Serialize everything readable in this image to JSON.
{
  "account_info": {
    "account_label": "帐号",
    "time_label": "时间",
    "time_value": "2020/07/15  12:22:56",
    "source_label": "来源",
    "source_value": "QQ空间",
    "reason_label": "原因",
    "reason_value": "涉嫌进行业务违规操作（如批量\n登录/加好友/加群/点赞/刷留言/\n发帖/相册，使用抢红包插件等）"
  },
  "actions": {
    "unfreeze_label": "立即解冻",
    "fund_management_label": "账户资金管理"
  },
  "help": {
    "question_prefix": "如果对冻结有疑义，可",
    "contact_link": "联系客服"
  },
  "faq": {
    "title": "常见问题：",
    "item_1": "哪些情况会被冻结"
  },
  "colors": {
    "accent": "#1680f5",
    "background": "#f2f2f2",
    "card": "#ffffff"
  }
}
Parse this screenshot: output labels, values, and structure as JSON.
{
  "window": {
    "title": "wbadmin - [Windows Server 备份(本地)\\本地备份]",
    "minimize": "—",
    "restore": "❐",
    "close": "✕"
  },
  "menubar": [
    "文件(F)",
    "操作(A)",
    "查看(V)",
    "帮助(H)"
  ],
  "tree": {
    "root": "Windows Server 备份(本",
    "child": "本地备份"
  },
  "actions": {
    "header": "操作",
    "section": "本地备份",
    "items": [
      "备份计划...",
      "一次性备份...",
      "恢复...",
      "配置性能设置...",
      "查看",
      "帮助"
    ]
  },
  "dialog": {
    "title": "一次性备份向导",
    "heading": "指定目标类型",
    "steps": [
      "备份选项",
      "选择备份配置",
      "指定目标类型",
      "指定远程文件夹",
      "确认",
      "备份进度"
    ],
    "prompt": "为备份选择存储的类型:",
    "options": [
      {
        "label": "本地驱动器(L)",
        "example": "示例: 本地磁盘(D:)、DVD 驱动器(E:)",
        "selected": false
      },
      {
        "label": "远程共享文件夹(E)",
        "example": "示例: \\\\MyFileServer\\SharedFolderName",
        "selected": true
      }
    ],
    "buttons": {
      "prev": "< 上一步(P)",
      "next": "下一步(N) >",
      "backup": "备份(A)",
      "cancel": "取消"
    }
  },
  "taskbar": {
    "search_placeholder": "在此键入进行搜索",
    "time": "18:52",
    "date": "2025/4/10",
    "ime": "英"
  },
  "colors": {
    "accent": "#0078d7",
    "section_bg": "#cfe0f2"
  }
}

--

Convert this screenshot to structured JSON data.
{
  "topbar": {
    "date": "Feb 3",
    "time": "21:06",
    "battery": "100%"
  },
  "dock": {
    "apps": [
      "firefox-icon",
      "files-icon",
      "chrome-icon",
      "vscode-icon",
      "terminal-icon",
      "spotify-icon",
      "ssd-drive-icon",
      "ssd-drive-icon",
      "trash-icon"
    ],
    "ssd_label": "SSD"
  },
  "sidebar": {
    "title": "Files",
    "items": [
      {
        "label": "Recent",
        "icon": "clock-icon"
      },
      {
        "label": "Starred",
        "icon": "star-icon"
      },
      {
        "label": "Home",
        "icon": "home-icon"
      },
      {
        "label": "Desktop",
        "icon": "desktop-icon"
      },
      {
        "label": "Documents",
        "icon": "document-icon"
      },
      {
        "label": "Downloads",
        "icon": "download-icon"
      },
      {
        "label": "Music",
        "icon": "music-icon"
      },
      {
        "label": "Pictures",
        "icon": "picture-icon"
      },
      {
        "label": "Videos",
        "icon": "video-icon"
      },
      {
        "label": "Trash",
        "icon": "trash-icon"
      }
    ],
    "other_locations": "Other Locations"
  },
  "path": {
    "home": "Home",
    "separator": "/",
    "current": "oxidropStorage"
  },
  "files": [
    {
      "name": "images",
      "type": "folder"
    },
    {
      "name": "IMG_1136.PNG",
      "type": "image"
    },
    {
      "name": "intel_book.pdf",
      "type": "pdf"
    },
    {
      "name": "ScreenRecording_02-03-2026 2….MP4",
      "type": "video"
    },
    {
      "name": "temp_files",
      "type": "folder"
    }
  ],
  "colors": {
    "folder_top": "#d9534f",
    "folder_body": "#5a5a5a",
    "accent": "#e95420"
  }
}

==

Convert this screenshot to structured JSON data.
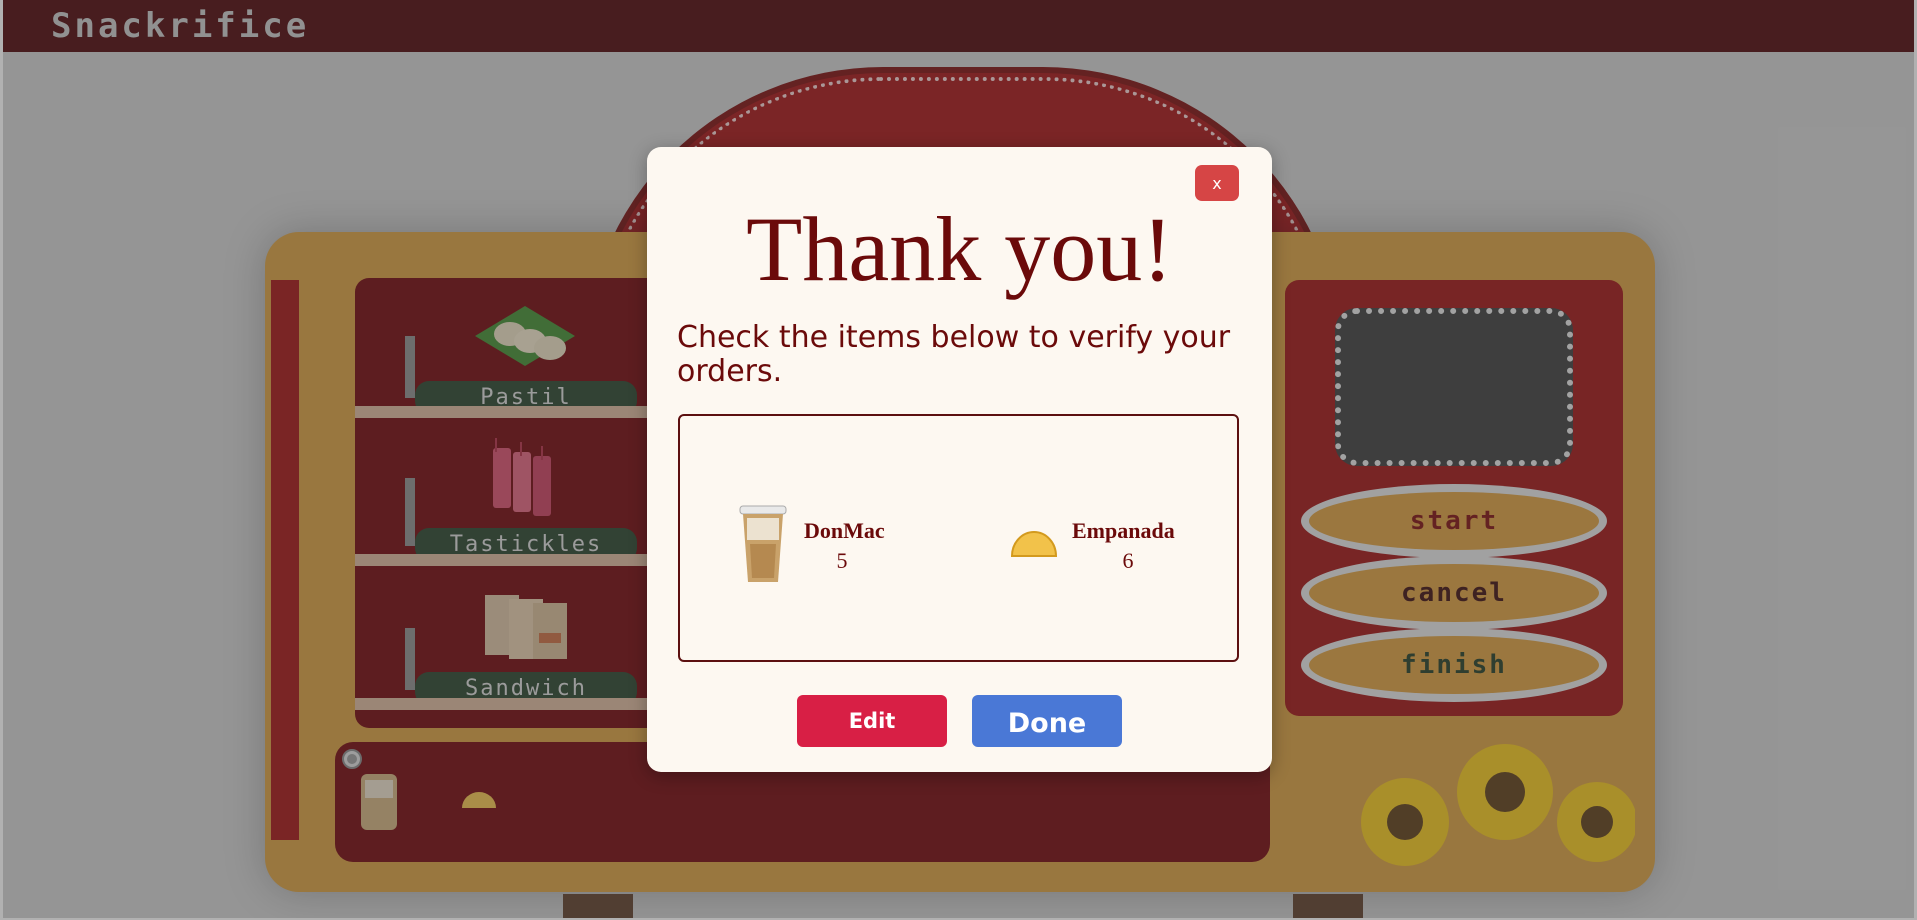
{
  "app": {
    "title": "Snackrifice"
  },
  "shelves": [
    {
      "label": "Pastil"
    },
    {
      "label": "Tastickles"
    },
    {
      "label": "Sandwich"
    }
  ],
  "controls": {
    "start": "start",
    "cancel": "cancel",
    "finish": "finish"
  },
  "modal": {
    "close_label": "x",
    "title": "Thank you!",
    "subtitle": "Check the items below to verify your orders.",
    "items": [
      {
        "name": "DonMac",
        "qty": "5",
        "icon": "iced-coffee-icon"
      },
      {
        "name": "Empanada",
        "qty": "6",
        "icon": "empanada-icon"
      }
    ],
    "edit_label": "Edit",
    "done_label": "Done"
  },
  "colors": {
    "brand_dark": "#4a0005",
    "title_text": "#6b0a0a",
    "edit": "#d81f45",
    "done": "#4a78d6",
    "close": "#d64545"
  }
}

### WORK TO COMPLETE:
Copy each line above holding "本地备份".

### WRITTEN SOLUTION:
    "title": "wbadmin - [Windows Server 备份(本地)\\本地备份]",
    "child": "本地备份"
    "section": "本地备份",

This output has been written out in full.